Sarah E. Zanders
Selfish Genes in Gametogenesis
Human society contains both ‘good guys’ (e.g. scientists) who broadly make positive contributions and "bad guys" (e.g. thieves) who make negative contributions. Even if we tend to interact with mostly good guys, our everyday lives are nevertheless shaped by the bad guys: we lock our houses, store our money in banks, and password protect our computers. An outsider studying human behavior could never understand the motives for such behaviors without knowledge of the existence of bad guys and the tactics they employ.
Analogously, genomes also contain ‘good genes’ that promote the health of an organism and "bad genes" that promote their own survival at the expense of their host. Just as bad guys shape our daily lives, parasitic bad genes can affect crucial cellular processes. This is especially true of gametogenesis, the process that generates eggs and sperm. In gametogenesis, bad genes often cheat the process to ensure their transmission into the next generation. As bad genes are ubiquitous, we can never fully understand gametogenesis and the origins of infertility without identifying the bad genes and learning about the tactics they employ.

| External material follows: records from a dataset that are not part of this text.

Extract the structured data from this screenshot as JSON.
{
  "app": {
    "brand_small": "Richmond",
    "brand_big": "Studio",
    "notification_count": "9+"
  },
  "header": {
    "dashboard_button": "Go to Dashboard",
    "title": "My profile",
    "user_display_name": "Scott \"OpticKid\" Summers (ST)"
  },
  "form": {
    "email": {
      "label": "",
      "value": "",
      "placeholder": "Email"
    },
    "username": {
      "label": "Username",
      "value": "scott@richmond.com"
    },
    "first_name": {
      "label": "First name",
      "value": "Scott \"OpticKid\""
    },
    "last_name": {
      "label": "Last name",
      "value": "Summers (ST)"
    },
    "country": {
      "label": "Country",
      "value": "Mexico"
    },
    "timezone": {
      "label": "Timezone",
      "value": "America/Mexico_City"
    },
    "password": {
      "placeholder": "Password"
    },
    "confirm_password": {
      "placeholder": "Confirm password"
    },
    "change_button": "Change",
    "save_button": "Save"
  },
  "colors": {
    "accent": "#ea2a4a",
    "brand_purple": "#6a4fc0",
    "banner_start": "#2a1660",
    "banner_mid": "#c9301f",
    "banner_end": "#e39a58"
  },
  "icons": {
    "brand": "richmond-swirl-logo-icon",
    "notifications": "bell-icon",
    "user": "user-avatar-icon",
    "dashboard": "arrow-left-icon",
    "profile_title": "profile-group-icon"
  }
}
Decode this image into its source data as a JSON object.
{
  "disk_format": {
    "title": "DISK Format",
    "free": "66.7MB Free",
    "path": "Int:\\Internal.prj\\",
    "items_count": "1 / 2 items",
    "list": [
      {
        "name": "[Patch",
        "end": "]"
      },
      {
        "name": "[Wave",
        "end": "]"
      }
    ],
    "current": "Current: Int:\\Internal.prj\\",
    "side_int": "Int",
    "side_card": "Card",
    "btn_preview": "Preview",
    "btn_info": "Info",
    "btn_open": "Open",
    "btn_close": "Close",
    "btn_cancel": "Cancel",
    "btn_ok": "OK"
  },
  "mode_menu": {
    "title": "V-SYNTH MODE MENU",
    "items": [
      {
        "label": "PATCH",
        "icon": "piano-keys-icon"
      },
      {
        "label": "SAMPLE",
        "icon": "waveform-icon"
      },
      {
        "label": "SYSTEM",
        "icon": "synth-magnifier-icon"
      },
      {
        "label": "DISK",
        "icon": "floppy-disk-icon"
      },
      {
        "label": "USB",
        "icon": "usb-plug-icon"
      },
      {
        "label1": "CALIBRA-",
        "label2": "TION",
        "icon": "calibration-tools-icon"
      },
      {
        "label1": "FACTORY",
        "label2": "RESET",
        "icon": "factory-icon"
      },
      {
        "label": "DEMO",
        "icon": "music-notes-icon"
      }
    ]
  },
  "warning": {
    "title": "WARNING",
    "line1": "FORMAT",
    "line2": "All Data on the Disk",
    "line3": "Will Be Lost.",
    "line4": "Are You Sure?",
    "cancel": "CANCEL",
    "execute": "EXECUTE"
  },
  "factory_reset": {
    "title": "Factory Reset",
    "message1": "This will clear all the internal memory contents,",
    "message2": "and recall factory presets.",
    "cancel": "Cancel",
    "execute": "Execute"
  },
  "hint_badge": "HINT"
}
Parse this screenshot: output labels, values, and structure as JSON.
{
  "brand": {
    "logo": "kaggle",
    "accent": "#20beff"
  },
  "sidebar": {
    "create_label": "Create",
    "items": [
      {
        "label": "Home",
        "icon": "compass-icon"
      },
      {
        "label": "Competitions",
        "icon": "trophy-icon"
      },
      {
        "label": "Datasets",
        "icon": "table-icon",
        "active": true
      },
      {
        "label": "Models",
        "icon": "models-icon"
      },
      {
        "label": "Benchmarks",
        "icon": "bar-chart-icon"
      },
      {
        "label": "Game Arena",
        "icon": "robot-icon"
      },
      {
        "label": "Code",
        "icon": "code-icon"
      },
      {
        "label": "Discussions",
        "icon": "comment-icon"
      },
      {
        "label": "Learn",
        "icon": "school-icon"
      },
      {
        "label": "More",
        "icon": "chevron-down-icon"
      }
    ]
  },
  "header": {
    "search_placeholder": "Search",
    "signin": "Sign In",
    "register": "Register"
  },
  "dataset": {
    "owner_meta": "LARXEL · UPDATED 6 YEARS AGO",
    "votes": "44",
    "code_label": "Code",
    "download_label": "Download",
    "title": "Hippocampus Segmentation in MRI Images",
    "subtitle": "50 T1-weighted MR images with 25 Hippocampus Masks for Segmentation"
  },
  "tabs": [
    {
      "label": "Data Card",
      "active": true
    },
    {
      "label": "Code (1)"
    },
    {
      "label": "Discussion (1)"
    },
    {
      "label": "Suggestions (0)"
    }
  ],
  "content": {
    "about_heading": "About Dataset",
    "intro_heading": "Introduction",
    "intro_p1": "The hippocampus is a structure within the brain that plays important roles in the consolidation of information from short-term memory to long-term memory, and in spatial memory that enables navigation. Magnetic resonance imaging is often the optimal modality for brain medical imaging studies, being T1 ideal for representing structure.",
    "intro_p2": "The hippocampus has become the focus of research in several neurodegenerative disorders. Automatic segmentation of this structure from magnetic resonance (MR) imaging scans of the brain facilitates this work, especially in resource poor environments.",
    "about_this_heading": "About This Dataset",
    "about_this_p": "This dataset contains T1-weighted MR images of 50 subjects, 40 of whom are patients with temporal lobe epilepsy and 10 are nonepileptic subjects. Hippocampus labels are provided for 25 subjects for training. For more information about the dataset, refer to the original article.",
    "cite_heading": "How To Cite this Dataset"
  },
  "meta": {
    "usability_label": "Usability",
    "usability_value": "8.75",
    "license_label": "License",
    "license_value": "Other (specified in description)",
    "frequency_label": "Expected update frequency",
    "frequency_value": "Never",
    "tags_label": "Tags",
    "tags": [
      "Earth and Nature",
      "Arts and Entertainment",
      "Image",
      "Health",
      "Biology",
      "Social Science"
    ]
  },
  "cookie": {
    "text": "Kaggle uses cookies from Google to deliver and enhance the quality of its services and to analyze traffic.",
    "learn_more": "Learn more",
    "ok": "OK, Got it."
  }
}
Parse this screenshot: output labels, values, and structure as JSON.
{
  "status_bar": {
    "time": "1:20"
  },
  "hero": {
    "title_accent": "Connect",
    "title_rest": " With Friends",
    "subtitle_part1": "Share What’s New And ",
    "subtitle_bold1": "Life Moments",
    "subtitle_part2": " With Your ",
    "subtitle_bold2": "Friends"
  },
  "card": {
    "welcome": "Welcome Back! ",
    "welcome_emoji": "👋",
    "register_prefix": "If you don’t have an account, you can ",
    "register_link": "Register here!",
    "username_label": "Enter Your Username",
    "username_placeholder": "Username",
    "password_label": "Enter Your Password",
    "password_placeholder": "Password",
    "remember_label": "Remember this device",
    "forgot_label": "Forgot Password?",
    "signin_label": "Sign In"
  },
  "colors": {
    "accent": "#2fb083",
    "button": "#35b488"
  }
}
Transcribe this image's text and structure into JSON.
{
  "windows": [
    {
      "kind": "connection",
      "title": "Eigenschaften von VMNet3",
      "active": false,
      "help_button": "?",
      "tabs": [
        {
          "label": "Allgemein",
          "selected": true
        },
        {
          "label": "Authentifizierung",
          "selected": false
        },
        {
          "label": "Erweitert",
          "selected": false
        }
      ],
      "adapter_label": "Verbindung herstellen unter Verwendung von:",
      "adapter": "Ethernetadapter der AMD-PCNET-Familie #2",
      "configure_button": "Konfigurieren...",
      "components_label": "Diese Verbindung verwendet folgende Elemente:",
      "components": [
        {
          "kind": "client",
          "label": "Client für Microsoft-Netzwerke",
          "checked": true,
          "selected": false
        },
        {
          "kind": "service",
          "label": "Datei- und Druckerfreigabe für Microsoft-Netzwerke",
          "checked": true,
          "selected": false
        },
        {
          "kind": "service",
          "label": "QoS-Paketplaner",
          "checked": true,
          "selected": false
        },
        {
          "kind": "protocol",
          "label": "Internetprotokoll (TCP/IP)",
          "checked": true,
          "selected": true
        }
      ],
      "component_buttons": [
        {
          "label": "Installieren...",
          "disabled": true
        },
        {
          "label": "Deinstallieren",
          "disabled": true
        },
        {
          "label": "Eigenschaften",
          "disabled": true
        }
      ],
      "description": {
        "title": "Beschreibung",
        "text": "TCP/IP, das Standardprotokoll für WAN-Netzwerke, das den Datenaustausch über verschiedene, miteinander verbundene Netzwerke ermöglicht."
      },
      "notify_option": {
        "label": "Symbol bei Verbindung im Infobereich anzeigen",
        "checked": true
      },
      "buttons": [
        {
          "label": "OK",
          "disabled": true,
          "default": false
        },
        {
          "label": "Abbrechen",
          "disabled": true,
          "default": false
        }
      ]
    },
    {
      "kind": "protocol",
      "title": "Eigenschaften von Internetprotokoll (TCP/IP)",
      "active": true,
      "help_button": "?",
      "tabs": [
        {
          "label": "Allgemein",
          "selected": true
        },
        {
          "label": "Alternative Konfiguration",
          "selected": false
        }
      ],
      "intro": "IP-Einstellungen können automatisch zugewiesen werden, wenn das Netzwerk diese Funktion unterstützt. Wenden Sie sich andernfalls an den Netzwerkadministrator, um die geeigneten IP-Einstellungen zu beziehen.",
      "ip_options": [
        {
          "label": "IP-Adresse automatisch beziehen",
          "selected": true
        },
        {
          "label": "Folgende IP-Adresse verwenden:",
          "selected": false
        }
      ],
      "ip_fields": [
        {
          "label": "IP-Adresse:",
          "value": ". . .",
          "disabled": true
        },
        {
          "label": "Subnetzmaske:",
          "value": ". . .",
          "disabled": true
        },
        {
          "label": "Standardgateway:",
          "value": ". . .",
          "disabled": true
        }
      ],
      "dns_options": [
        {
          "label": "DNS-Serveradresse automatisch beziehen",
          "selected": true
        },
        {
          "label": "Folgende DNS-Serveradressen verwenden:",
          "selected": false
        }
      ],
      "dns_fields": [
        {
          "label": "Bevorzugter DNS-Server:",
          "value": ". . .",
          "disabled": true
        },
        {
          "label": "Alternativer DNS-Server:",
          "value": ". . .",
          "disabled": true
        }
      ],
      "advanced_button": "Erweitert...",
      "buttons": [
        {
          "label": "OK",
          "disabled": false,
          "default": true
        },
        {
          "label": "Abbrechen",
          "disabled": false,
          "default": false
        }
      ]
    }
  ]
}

Meiotic drivers are one type of bad gene. These DNA parasites exploit gametogenesis to bias their own transmission. Instead of being transmitted to 50% of gametes (e.g. sperm) like regular alleles, meiotic drive alleles can be transmitted into up to 100% of functional gametes. We are studying the wtf family of meiotic drive genes in the fission yeast, Schizosaccharomyces pombe. We aim to uncover the strategies used by wtf genes and explore how they have affected genome evolution. We hope our studies will uncover general themes about meiotic drivers that could be used to guide analyses of other natural drivers, in addition to artificial gene drives which are engineered to control natural populations, such as mosquitos.